The wind is blowing about 15 km/h from the South. Perfect. A couple of the other pilots lay out their rigs, inflate and step off the edge into space. I am nervous, but oddly also very calm. I have been flying my entire life so I have confidence in my ability to fly. But this is something new altogether.
Then, there is only me. I lay out my wing on the rocky ground, making sure none of the thin lines are snagged. I climb into my harness, checking and rechecking that the straps are connected properly. This is the only thing that holds me to the wing. I already have my helmet on. I look at my instructor Kris Chasse, and he gives my preparations a close inspection. All good. It’s go time. Gulp. I am facing a narrow col that drops away to the west ridge. The plan is for me to fly down the ridge until it turns into cliffs, and then turn out towards the lake and the landing zone.
I grab the A risers, the lines that control the leading edge of the wing, and give them a steady lift. The wing comes up behind me and I can feel it lift me up. I push my torso forward and run towards the launch. Kris yells “Abort!!” The wing has launched crooked, and there is no chance of a safe launch. I pull the brakes and collapse the wing. The adrenaline is pumping now, and I am trying to stay calm as I lay out the wing again. This isn’t as easy as I had imagined it would be.
I stare down the line of the ridge, trying to focus on the muscle movements I need to safely launch myself off the mountain. I take a couple of deep breaths, focus my mind, and step forward. Kris yells that the wing inflation is good and for me to “Run run run!” So I run, leaning my chest against the harness and pushing as much speed forward as possible. I lift off slightly and then come back down. I am anticipating this, and am ready to keep running.
I run a couple more steps, but then there is a feeling like a giant hand has snatched me up and away from the mountain. I am flying! The ground drops away below me as I soar up over the forest below. I rise 25 feet, then 50 feet up. The wind is blowing past my body like I am on a bike speeding down a hill.
I realize that I am still dangling from the leg straps. I scooch back into my harness seat. Ah, much better. This feels so much more more secure than dangling from the risers.
I very gently try to steer the wing by slowly pulling the brakes. It turns me out over the ridge. I risk a quick glance up at my wing for just a second, because it feels like I will fall out of the harness if I move around too much. The harness isn’t snug. It’s like sitting on a swing at the park. This is how it is supposed to be, but it still takes getting used to.
The paraglider is controlled by weight shift. I reach the end of the ridge and turn out towards the landing zone.

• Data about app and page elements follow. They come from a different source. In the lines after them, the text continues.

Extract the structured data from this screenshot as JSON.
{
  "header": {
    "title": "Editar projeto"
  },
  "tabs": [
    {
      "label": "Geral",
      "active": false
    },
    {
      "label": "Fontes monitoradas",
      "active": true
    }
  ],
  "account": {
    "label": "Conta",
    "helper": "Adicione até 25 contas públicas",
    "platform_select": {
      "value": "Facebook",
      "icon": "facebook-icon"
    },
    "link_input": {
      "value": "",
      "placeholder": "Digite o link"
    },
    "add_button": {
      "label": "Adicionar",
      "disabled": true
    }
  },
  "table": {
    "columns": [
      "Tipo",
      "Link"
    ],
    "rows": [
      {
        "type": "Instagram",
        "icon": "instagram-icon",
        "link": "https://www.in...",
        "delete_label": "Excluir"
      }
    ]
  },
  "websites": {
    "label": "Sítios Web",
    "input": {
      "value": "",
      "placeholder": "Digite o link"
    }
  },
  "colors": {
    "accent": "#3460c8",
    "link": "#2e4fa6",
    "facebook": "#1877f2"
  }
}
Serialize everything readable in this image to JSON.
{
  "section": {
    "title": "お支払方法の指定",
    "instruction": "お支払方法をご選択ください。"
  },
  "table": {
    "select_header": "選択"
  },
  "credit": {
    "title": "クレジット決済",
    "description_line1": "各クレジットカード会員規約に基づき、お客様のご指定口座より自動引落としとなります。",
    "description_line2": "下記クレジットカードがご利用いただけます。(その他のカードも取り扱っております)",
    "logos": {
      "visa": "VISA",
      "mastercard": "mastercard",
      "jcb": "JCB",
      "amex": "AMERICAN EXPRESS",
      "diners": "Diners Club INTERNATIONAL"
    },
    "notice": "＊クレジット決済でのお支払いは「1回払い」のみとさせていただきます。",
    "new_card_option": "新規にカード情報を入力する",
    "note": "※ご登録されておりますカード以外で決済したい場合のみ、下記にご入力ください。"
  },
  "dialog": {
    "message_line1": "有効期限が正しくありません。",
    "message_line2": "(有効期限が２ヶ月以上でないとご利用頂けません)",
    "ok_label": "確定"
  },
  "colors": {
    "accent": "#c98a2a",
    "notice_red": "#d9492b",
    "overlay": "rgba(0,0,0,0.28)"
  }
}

I am now about 1,000 feet above the ground. I can feel every current in the air, tickling the tips of my wing and bouncing me in my harness. I am much more aware of the sense of speed, even though the paraglider is going 17.5 times slower than the Dash 8 I fly for a living.
Soon enough, too soon, I have to think about landing. My mind races through all the variables that I use on a daily basis: power, speed, pitch control, flaps, landing gear… Unfortunately, none of that is available to me. My glideslope is fixed, so I can only control where I touch down. I do a series of figure eight turns over the landing zone. When I feel that it is time, I make the final glide to the landing spot.
I push forward out of my harness so my legs now become my landing gear, dangling in space. I wait, wait, wait until I see the ground starting to rush up at me. It’s now time to pull the brakes. I flair the wing out fully, just as my feet touch down softly. No need to even run. I turn towards the wing and collapse it to the ground. I am down.
That was such a rush. Pure pleasure. This is my true passion. This is also just the beginning. The journey of hiking and flying in the mountains is going to be a great adventure!
I sure hope you liked my guest blog post. Please give it (and Mike) some love by clicking the Star button to “like” it. If you have any questions for Mike, please leave a comment. As always, please subscribe to my blog.